Good afternoon, Foothills Weather Nation! We hope everyone is staying safe with the bout of storms we had earlier today. We aren't completely in the clear yet, so let's take a look at what's left to come.
First, the GSP NWS issued this Hazardous Weather Outlook at 6:01 am this morning:
"This Hazardous Weather Outlook is for northeast Georgia, piedmont
North Carolina, western North Carolina and upstate South Carolina.
.DAY ONE...Today and tonight.
There is a chance for thunderstorms approaching severe limits this
afternoon with the primary threat being strong wind gusts. Isolated
flash flooding is also possible from the heaviest thunderstorms.
.DAYS TWO THROUGH SEVEN...Sunday through Friday.
Thunderstorms will continue into Sunday, with the greatest chance for
severe weather Sunday afternoon as vertical wind shear increases with
the advance of an upper-level storm system. Damaging winds are again
the main threat, but some hail is possible, and a brief, isolated
tornado can not be ruled-out.
River flooding will also become a concern for flood prone rivers,
in response to extended periods of moderate to heavy rain."
Also straight from the GSP NWS we have the latest Severe Weather Outlook graphic for tomorrow.
As you can see, the Foothills has been downgraded from Slight to Marginal risk for severe weather for tomorrow as the Slight has been shifted to the southeast.
So what is the timing and general expectation weather wise with the Hazardous Weather Outlook and Marginal risk in mind?
As you can see from the radar above, we are temporarily in the clear for another hour or so where our southern counties like Rutherford and Cleveland will be the first to feel the next wave of rain and lightning.
Right after 10 pm tonight our chances for thunderstorms and heavier rain will take a little dip, but we are still likely for rain all the way through to 7-9 am Monday morning. This does mean we should be keeping an eye out for the rest of the weekend on areas we know are starting to flood and commonly flood. Standing water can be tricky in determining it's depth and water moving fast enough only needs an inch or two on the road to sweep a vehicle off the road, so "Turn around! Don't drown!"

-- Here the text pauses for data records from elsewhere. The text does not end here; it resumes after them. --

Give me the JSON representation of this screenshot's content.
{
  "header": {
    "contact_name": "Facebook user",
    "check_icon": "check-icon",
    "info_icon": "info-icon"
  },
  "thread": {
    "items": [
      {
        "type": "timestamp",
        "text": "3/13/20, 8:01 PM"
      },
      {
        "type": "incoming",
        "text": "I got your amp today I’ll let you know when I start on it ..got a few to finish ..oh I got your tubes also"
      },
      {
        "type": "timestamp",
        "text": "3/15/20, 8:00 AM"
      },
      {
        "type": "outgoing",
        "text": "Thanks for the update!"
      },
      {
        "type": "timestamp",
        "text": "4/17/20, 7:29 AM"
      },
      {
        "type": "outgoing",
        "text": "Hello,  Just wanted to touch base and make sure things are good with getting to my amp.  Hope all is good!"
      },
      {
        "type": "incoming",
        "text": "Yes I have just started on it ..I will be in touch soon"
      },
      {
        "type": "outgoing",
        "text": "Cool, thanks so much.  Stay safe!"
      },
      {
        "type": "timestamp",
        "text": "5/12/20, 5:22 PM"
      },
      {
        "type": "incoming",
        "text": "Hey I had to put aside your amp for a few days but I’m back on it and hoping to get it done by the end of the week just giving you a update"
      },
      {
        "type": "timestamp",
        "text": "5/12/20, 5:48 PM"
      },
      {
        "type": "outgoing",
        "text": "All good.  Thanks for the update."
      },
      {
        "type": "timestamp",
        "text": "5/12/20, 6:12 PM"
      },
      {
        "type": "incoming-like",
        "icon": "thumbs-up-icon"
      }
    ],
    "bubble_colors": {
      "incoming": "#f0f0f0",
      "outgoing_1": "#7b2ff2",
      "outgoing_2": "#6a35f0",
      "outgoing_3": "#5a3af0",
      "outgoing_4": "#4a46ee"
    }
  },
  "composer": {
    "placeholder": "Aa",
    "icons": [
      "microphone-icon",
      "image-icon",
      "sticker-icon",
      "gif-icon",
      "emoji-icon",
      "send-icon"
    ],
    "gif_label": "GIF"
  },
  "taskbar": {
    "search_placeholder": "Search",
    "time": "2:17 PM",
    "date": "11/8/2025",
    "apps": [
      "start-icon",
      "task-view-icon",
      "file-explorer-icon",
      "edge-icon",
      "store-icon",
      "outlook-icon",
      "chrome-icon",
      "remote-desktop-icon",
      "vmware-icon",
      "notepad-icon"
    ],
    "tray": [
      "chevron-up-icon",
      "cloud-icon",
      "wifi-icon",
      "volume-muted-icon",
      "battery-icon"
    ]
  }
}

From noon until 6 pm tomorrow we will see the bulk of the risk for severe weather tomorrow where there is hints of gusts around 20-25 mph, potentially higher for the High Country as we all know. Main threats at this time is localized flooding, lightning, thunder, and gusty winds. What we can not rule out is the possibility of something "popping up" like hail or the potential tornado watch or warning since it is still spring and Mother Nature is always full of surprises in the beautiful Foothills of NC.
After 6 pm tomorrow we will see the quite gradual decrease in rain and weather active potential across the region.
Check back in with us tomorrow for a look at what to expect for your Week Ahead!
Have a great rest of your evening!